I took the 97 bus into town to meet my friend from Denmark
and the hole in the Bosworth Drive bus stop roof is back.
after the train arrrived from Reading we walked up to the high town and St Philips
Birmingham Museum and Art Gallery - Google Search
we ate braised shoulder of lamb (a stew full of bones)
the smell always reminds me of school dinners.
walking down New Ssreet
and a taxi home to Chelmsley Wood
promised rain again so Hedvig went back south
She said the ladies loo on New Stret Street was nice but not as good as London Airport and which is not as good as Copenhagen Airport CPH
coffe and almond paste filled croissant at New Street station
all on board !
no driver yet
there used to be two victorian stations with glass barrel roofs
and a road down the middle
I like these reverse shots
In this one I amlooking up at the little window on the bridge to the Pallisades, where I took other snaps looking down by day and by night.
another train arriving for a quick turn round

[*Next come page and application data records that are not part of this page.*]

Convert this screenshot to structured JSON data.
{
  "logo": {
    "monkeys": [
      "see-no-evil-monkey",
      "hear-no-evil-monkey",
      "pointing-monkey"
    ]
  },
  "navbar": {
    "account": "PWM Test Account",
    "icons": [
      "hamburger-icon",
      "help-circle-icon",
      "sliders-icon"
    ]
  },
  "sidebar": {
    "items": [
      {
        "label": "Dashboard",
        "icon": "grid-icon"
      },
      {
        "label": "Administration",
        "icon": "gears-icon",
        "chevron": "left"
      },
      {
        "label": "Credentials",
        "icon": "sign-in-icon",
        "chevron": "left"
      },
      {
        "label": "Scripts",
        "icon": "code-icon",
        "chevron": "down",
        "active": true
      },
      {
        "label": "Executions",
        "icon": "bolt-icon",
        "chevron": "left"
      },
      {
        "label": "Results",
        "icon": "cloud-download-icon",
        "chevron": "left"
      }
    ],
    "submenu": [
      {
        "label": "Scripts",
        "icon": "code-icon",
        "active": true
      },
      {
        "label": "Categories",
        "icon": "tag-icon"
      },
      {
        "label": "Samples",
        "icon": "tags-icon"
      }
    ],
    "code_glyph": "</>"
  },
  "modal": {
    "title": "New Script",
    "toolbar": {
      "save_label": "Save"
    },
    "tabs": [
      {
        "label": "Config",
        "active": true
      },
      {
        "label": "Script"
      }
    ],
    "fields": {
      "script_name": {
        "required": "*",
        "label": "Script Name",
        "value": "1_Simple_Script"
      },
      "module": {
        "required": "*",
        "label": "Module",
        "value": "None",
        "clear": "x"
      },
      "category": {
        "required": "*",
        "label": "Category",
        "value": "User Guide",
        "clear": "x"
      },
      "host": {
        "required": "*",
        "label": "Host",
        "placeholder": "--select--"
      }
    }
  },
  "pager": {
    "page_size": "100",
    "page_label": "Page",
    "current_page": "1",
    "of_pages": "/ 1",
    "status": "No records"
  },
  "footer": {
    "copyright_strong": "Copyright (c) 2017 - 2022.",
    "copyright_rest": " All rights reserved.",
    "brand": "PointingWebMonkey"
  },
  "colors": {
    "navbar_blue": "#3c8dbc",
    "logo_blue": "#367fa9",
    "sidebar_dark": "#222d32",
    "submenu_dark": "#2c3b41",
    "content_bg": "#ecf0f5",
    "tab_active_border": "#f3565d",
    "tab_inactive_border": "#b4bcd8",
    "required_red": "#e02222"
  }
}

many memories of steam trains to Chepstow 1945 to 1949 then Bristol and Usk up to 1952
and Loughborough 1953 - 1956
ready for the off and in about 3 minutes the guard will dispatch is rain - called a train manger today
here comes Hedvig
and the there she goes and the signal already shows the red light to protect the rear of the train - and two blocks more bhind nme.
this train has got a new driver and turns round
here I stand in my two shoes
and there goes the next train into the bottle neck - the yellow light tells the driver that Hedvig's train is in front and that the next signal will be red so he is pulling out slowly.
and now red to protect the second train
and I headed back to the lift and up to the Bullring
There I was greeted by the distant sound of a brass band playing christmas carols
Brass Band Reference - Brass Bands Genealogy
and collecting money to buy instruments
Coleshill Town Band also on the web at co.uk
As with most brass bands throughout the country, Coleshill Town Band has had
an up and down past. It has struggled and survived through two world wars and
has seen many musical directors, and even more players come and go. The Band
itself was formed in 1902 when a group of bandsmen form the neighbouring
village of Water Orton decided to establish a band in Coleshill. It is believed
that £103 was spent in acquiring the Band’s original instruments.
The number of band members grew steadily over the years following formation,
although the outbreak of World War I in 1914 halted the Band’s progress, with
several players losing their lives in action. . . .
Excavations of what was underneath here at St Martins, Birmingham
I went out of the Bullring by Santa's Grotto and down to the 97 bus